The first decade of the 2000s had been a fervent period for innovative media-tech-creativity conferences to rise and refresh what had been a stale space run mostly by corporate event organisers. DLD, PICNIC, Le Web, Barcamps and a re-energised TED (through their period of radical openness) changed the format, feel and content of business-related events. Back then I was also running a blog - Conference Basics - covering these exciting times.

I was asked to join Frontiers of Interaction (known colloquially as “Foi” or “Frontiers”) to turn it from a free, high quality amateur event created in 2005 by Leandro Agrò and Matteo Penzo into a professional conference that could grow into a business of its own.

While my job at Frontiers was to manage the whole process, from curation to execution alongside with the founders, I also made sure that we put time and effort into the details that our audience, designers and technologists from all walks of life, cared about. One such detail were the mediocre attendee badges that most conferences relied on, often a printed piece of paper inserted into a cheap plastic holder.

“The details are not the details. They make the design.”
– Charles Eames, designer, architect and filmmaker

Think about it, the badge is the only thing that remains from an event once it's over. A trophy of sorts with your name and the date on it that’s often displayed at one’s working place. So why not invest in making them memorable?

The Robot badge starting to take shape in my Moleskine.

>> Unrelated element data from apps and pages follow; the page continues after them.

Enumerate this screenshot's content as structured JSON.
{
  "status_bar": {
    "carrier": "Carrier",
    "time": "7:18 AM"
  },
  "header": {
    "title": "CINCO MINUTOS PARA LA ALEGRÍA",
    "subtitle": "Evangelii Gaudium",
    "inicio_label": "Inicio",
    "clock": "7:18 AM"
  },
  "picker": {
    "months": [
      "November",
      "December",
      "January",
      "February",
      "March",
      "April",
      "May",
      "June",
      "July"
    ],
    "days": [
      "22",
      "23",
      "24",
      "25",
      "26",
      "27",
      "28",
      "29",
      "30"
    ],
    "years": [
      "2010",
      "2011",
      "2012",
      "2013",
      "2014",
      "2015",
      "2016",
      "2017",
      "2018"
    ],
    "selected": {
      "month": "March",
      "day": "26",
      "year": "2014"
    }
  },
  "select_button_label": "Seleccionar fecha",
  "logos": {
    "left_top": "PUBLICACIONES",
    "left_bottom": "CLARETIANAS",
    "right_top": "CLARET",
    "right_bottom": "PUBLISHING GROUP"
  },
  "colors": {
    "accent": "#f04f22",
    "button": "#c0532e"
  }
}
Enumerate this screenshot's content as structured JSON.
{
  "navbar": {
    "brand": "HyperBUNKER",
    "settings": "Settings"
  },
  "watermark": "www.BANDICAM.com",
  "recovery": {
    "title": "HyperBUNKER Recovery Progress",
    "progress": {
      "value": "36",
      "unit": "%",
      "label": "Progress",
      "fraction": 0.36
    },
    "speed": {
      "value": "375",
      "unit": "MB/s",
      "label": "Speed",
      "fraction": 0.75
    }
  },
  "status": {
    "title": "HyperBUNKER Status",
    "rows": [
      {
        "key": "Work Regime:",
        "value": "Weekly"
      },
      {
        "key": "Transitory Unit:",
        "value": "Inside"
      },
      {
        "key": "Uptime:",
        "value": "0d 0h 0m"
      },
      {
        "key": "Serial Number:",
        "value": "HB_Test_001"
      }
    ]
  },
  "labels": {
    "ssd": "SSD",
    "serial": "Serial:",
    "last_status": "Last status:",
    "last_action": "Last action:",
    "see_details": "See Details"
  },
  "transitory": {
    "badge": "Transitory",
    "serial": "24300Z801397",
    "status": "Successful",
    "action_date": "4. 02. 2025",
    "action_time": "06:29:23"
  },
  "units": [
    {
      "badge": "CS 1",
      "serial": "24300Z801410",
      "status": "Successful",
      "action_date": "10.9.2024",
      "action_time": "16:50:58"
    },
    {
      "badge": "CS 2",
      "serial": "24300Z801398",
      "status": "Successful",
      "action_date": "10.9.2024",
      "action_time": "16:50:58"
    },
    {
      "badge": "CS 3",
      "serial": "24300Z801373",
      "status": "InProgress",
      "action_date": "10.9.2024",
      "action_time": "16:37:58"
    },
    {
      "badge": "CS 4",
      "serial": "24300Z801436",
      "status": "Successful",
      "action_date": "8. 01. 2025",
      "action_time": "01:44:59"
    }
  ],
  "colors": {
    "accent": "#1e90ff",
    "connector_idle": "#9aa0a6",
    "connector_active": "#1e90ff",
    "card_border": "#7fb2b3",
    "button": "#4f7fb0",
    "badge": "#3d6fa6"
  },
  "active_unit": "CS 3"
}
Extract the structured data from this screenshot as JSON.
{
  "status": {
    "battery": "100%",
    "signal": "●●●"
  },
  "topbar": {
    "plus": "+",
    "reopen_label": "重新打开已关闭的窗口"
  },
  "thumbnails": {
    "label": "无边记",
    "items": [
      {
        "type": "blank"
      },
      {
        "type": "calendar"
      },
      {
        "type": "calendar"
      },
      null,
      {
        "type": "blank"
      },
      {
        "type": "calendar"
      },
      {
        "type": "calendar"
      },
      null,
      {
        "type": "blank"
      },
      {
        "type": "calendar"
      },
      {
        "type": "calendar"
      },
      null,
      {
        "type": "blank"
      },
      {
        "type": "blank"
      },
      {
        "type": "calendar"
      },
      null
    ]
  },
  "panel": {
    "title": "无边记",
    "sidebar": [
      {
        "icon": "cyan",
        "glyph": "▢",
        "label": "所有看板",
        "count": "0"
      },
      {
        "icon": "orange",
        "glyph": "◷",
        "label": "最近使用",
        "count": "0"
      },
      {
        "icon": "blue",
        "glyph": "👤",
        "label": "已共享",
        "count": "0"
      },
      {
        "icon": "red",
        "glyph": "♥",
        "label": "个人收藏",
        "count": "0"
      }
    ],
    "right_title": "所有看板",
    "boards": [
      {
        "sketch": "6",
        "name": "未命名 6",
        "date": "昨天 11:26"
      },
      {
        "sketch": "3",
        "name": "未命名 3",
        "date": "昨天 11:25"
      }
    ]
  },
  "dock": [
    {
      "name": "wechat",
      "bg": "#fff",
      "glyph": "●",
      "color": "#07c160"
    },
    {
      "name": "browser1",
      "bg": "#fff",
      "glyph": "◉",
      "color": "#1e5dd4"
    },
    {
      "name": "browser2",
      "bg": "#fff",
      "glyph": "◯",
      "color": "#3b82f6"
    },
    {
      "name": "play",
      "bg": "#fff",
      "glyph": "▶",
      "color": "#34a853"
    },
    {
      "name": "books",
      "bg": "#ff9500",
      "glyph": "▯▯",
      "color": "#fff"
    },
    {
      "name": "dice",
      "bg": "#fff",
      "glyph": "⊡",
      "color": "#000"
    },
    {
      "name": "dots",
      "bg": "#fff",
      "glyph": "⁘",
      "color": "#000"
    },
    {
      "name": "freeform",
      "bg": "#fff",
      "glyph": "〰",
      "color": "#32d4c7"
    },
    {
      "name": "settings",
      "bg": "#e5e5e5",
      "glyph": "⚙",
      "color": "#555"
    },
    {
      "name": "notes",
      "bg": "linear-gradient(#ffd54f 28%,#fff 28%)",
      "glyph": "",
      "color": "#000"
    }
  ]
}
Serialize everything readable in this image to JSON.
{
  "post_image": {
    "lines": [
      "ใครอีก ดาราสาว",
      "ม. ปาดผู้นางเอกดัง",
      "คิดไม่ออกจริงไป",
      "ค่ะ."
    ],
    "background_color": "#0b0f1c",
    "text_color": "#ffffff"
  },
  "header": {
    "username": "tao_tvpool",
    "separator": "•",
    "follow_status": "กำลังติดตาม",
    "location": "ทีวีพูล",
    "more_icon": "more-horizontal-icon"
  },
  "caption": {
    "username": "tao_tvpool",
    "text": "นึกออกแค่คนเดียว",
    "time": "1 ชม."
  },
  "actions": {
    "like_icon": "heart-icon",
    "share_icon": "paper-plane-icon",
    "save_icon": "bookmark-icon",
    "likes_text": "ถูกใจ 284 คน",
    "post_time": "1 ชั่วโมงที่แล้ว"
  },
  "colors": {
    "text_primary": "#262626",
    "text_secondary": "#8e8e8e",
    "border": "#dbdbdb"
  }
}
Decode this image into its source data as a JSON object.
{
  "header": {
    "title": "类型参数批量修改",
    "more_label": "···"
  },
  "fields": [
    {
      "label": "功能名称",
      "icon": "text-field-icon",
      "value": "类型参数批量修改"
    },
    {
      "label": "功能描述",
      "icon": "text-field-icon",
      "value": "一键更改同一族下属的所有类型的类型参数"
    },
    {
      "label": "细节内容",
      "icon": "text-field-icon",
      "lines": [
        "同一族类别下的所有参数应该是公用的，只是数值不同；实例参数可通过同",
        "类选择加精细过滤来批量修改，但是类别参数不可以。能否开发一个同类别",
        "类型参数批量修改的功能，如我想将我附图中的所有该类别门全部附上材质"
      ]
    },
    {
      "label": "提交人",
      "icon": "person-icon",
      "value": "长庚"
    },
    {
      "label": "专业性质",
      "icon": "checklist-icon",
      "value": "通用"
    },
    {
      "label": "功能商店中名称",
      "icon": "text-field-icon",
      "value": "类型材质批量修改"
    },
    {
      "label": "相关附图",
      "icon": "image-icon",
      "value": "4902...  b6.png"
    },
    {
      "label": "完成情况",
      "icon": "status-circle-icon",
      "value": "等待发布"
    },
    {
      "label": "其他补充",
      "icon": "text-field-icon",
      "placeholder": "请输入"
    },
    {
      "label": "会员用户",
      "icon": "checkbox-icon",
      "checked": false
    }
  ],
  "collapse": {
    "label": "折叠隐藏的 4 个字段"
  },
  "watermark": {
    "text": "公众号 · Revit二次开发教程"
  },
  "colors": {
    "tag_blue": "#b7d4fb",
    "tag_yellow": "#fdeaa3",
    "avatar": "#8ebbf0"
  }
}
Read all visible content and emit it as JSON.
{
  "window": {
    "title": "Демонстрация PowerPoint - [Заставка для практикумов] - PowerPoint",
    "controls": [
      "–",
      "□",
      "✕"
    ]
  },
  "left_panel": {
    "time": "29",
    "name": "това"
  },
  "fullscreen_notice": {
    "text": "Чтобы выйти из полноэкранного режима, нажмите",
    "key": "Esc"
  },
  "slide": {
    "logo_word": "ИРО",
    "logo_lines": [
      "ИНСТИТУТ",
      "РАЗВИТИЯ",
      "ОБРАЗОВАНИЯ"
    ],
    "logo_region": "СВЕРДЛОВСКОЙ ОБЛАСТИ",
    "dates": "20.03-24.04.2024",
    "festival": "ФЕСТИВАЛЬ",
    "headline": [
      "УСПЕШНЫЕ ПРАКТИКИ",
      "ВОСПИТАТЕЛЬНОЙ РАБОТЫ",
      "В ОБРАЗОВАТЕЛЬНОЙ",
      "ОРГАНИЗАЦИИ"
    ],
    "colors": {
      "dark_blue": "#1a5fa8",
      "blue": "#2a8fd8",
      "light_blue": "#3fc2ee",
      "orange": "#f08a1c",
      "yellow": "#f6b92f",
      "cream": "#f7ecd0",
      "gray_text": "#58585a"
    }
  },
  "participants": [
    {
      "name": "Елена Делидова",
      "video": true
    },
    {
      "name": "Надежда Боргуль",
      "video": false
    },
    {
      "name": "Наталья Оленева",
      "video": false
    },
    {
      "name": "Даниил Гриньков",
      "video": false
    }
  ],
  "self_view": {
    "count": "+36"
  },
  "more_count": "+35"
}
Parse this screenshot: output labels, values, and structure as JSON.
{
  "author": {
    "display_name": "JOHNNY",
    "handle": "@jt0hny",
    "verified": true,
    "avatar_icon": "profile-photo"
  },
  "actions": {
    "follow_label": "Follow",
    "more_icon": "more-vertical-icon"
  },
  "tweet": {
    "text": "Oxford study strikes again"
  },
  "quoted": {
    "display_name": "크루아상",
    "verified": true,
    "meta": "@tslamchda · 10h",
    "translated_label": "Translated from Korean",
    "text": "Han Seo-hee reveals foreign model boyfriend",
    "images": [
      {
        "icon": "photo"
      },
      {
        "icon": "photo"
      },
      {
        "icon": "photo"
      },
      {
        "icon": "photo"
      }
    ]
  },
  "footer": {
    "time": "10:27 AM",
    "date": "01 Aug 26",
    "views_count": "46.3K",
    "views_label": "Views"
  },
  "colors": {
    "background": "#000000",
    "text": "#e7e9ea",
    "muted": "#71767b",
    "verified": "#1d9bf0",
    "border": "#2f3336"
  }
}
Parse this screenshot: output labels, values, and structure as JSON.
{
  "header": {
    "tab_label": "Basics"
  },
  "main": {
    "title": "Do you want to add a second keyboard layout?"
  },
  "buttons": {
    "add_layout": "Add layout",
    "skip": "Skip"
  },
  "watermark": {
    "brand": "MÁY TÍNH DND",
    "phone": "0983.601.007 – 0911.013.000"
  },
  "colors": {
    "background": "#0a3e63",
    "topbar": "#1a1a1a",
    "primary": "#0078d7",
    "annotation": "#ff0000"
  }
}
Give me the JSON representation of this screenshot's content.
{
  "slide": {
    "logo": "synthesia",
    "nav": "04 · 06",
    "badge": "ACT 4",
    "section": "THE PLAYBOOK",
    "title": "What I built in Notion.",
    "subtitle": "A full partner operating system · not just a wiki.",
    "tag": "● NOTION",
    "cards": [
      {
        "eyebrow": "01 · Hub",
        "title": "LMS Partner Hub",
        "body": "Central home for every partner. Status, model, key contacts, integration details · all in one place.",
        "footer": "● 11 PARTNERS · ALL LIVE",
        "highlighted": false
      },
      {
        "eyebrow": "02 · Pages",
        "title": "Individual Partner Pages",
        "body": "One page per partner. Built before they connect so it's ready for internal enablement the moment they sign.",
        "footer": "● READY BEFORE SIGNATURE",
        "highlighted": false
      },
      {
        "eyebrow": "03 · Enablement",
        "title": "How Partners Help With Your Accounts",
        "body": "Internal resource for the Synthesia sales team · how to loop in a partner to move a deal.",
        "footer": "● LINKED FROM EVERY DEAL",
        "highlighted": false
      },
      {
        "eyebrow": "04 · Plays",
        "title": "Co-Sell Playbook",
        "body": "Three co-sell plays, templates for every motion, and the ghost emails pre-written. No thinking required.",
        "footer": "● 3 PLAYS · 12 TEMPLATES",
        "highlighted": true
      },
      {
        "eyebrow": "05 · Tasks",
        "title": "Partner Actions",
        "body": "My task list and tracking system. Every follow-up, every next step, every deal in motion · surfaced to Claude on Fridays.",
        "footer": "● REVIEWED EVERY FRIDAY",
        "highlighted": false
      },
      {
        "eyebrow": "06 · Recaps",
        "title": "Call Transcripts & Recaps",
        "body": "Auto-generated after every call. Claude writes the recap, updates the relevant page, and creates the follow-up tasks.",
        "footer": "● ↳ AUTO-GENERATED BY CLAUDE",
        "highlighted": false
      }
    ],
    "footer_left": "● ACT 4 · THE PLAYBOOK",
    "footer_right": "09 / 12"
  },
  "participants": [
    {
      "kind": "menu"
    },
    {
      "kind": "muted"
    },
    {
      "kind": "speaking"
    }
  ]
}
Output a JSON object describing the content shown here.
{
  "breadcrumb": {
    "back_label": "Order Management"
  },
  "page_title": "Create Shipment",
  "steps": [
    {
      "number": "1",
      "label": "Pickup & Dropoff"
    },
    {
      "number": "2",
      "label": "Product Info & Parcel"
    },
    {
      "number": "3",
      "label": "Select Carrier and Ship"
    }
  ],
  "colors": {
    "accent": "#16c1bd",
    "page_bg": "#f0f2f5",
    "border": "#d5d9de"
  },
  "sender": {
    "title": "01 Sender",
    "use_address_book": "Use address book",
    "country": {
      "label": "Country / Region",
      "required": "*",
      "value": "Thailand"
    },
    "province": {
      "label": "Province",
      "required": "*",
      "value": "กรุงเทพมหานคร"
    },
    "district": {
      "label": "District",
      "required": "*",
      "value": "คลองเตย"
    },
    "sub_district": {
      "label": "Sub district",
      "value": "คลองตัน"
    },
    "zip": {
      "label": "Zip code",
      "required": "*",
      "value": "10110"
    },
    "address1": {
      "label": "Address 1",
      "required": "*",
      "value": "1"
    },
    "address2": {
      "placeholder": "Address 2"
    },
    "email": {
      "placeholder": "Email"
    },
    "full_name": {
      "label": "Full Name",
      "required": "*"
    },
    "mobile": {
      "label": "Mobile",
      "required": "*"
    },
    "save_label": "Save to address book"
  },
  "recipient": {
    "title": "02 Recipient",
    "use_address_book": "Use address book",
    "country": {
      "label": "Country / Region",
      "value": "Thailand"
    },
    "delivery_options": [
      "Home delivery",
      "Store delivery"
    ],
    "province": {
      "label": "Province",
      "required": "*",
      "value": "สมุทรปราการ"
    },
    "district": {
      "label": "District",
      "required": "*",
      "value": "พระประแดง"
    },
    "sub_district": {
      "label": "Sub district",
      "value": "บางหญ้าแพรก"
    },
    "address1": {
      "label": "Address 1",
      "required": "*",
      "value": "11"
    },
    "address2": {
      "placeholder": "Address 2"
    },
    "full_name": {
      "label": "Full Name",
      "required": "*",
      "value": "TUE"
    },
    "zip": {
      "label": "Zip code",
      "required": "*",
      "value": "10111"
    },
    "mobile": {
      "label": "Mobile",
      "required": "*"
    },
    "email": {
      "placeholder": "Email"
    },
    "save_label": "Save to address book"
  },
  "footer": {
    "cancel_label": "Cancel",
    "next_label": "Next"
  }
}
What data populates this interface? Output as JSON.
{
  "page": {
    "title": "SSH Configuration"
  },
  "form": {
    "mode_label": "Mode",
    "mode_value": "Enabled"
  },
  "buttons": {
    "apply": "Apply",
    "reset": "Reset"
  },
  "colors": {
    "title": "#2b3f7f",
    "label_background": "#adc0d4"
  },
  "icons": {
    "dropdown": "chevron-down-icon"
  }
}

With this in mind, I doodled in my little notebook what a more meaningful conference badge could look like. Some of the features I came up with were that it would:

  • Have a particular shape relating to the content of the event
  • Feature a distinct front and back, with the attendee’s details on the front and the programme on the back
  • Have two holes so that the badge could always stay facing front when hooked with a lanyard
  • Be somehow personalisable by allowing for perforations or stickers that would mark different features
  • Include novelty features like a QR code or an RFID chip to access extra information
  • Be well made either of recycled cardboard or plastic, and definitely not require a plastic holder!

I came up with the idea of making them in the shape of robots, although I also considered planets and other anthropomorphic alternatives. For the final design I engaged Florencia Rodriguez Daniel, a graphic designer friend, who turned my concept into a real thing. Printing and delivery was managed by Fabio Tassinari and his team at IMD.

We had to compromise on the number of perforations for the lanyard, probably because they were provided by a sponsor with just one hook. If you look at the designs, the place for the two holes was clearly marked on them.

The badges came in four versions: Geek (all attendees), Speakers, Staff and Students. All of them had different needs and had to be easily identified from a distance.

We didn’t use QR codes (too early) nor RFID chips and preferred low-tech little stickers that could be applied on the front to identify sub-categories of participants, like sponsors and press. Mine had my profile photo on it.

Little stickers were used to identify sub-groups of participants, like Press and Sponsors.

When we opened the doors of the venue, a Roman aquarium from the 1880s turned into an events space, the attendees’ reactions were incredibly positive. Some participants even tried to get hold of the other versions, and just like that a banal conference badge turned into a collectible item.

As a side note, we created a low-cost visual record of the attendees by taking a photo of them with their badge next to their face in what we called a “Faceroll”.

Frontiers of Interaction 2010 speaker Heather Knight

Although I decided to leave Foi after that edition (to move to a new role in Madrid), I stayed on board as an Advisor for a few more years. I was happy to see that the new team, led by Marcello Merlo, carried on the concept of the special badges, carrying what had become a tradition of Frontiers of Interaction.